Where To Eat
Ohio's oldest inn is just a few miles away from River's Bend, in the pleasant, venerable city of Lebanon. The Golden Lamb has been at the town's center since 1803 and continues its glorious past as an inn and restaurant.
This 17-room inn has welcomed a dozen presidents, countless stars of stage and screen, and lots of regular folks since Jonas Seaman sauntered in from New Jersey at the beginning of the 19th century and plunked down four bucks for license to open a public house.
It's been operated by the Jones family since the mid-1920s, when Robert Jones and his wife, Virginia, turned it into a destination. Today, it's in the hands of retiring Ohio Sen. Rob Portman and his siblings, grandchildren of the Joneses.
Dining at The Golden Lamb is a comforting experience, from the classic, unpretentious menu to the jar of complimentary mints on the checkout counter in the well-furnished lobby. Here you can enjoy hearty entrees such as roast turkey, braised lamb, Shepherd’s pie, prime rib and fried chicken. The Lamb also has a line of burgers and sandwiches, sliders, appetizers and desserts.
The menu also is available in the Black Horse Tavern bar, a communal drinking and dining space that perhaps best embodies the spirit of the original public house. In 2019 it was renovated to expand the seating area to the outdoors.
Where To Stay
Great Wolf Lodge, located next to Kings Island, is one of the state's premiere indoor waterparks. And this year it's ready to show off an $8 million upgrade completed in late 2019, a few months before the coronavirus crisis forced it to pare back.
The renovation changed the design of Great Wolf, which opened in 2006, from a log cabin theme to a more modern Northwoods look and feel. The operations are much the same – to provide families with indoor, watery fun.
With 401 guest suites, Great Wolf has several room types for various group sizes. They all include entrance to the water park, which has attractions for all ages, from the four-story Alberta Falls tube adventure to the lazy Crooked Creek raft ride, to the outdoor Raccoon Lagoon, which is reopening in 2021.
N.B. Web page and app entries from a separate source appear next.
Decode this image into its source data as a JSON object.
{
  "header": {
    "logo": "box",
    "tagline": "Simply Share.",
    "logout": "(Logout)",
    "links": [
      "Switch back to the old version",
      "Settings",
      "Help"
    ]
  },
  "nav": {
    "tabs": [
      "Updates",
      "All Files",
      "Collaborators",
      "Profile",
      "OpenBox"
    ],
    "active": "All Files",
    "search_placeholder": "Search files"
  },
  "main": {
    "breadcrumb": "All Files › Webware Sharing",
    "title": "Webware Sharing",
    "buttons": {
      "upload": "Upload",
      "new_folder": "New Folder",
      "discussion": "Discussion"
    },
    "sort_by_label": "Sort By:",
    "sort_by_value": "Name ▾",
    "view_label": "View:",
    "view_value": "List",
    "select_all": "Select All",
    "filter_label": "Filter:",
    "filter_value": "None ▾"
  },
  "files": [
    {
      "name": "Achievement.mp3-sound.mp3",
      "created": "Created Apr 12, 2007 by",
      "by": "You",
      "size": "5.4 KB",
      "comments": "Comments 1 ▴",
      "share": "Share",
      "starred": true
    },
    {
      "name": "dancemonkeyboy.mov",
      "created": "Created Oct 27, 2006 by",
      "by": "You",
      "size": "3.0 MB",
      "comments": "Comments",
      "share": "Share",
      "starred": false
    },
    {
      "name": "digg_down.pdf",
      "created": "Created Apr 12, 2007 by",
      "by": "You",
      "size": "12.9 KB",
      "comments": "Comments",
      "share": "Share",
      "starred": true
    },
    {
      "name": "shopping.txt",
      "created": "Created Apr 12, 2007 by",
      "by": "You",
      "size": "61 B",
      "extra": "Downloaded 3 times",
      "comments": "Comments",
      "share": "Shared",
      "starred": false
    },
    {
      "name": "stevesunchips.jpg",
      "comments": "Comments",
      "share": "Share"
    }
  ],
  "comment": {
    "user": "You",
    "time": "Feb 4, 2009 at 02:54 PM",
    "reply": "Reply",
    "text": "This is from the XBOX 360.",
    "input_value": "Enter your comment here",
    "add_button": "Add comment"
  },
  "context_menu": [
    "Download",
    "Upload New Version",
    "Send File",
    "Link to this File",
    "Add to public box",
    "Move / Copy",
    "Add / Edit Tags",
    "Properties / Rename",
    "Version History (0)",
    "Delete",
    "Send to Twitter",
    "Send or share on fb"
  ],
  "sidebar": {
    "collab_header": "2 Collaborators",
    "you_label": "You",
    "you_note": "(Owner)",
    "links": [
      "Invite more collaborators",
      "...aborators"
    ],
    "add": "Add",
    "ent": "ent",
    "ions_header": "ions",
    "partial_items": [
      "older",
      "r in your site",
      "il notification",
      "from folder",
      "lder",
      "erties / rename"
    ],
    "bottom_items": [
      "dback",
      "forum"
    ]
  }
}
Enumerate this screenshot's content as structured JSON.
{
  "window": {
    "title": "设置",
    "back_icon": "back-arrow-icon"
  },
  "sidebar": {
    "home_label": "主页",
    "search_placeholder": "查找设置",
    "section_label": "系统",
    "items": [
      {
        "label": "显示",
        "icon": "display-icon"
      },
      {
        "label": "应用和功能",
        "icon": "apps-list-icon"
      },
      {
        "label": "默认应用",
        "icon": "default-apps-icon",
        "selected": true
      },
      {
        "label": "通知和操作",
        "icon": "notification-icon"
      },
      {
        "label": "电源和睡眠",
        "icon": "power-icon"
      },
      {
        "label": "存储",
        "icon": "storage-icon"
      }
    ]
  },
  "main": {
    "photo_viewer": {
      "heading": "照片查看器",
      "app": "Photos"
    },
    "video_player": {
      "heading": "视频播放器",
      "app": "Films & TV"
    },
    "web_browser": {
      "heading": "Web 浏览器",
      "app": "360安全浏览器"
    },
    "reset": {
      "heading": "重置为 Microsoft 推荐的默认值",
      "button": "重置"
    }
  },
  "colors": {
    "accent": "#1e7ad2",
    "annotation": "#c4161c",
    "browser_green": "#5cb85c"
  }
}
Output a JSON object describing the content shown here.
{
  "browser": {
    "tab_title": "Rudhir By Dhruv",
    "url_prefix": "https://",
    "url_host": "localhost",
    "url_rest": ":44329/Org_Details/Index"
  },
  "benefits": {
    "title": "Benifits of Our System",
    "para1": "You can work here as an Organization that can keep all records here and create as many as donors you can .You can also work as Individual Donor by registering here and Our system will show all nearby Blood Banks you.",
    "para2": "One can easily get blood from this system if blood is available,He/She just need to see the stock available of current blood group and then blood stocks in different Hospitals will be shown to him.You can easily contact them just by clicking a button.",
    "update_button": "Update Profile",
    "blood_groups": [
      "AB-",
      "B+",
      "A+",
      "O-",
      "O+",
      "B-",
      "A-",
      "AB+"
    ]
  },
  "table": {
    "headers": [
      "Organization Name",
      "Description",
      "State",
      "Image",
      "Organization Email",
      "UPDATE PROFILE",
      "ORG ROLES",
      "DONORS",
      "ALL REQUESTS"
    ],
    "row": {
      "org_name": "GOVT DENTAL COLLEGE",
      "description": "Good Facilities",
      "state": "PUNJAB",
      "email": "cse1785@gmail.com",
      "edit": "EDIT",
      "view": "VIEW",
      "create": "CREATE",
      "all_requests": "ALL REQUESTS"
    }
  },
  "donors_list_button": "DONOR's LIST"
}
New this year is an all-in-one package that for one price offers discounted rooms, a food-and-beverage credit, and several games credits. Check with the lodge on the latest requirements regarding COVID-19 protocols.
Where To Play
Shaker Run Golf Course in Lebanon has been voted the top playable course in the greater Dayton area. A glance at the architects tells you why.
Toledo native Arthur Hills designed Shaker Run's original 18 holes in 1979. Hills, who passed away in May at age 91, was one of the top architects of the game. He designed more than 200 public and private courses, including one of Ohio's top public layouts – the former Longaberger Golf Club, now called The Virtues Golf Club, near Newark.
Shaker Run's other nine holes (added in 1999) are the work of the former Columbus-based architect team of Michael Hurdzan and Dana Fry.
The original 18 holes, set in a mature, wooded valley, is one of Ohio's top public courses. It has held senior tournament qualifiers as well as an Ohio Amateur Championship and the U.S. Amateur Public Links Championship.